Segment Start: Supplied material
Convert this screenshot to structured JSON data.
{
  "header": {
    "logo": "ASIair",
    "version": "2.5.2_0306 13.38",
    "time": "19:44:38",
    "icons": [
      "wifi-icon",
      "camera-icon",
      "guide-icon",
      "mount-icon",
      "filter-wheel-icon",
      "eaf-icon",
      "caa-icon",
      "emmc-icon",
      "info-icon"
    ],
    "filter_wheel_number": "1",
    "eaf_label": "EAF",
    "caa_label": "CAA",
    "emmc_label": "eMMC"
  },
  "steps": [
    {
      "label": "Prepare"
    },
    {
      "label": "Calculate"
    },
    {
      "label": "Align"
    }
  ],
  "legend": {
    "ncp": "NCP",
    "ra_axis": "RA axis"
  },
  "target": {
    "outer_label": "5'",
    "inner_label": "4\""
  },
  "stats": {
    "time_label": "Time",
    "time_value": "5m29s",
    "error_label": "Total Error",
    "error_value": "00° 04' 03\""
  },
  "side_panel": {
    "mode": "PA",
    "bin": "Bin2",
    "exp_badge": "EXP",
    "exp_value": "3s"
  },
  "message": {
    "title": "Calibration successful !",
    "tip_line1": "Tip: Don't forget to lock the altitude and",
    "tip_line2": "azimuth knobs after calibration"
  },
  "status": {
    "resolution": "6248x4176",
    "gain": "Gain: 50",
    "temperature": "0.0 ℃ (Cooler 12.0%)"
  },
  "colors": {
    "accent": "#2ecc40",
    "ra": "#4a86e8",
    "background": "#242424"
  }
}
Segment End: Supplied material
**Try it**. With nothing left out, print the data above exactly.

**Task solution**.
Convert this screenshot to structured JSON data.
{
  "header": {
    "logo": "ASIair",
    "version": "2.5.2_0306 13.38",
    "time": "19:44:38",
    "icons": [
      "wifi-icon",
      "camera-icon",
      "guide-icon",
      "mount-icon",
      "filter-wheel-icon",
      "eaf-icon",
      "caa-icon",
      "emmc-icon",
      "info-icon"
    ],
    "filter_wheel_number": "1",
    "eaf_label": "EAF",
    "caa_label": "CAA",
    "emmc_label": "eMMC"
  },
  "steps": [
    {
      "label": "Prepare"
    },
    {
      "label": "Calculate"
    },
    {
      "label": "Align"
    }
  ],
  "legend": {
    "ncp": "NCP",
    "ra_axis": "RA axis"
  },
  "target": {
    "outer_label": "5'",
    "inner_label": "4\""
  },
  "stats": {
    "time_label": "Time",
    "time_value": "5m29s",
    "error_label": "Total Error",
    "error_value": "00° 04' 03\""
  },
  "side_panel": {
    "mode": "PA",
    "bin": "Bin2",
    "exp_badge": "EXP",
    "exp_value": "3s"
  },
  "message": {
    "title": "Calibration successful !",
    "tip_line1": "Tip: Don't forget to lock the altitude and",
    "tip_line2": "azimuth knobs after calibration"
  },
  "status": {
    "resolution": "6248x4176",
    "gain": "Gain: 50",
    "temperature": "0.0 ℃ (Cooler 12.0%)"
  },
  "colors": {
    "accent": "#2ecc40",
    "ra": "#4a86e8",
    "background": "#242424"
  }
}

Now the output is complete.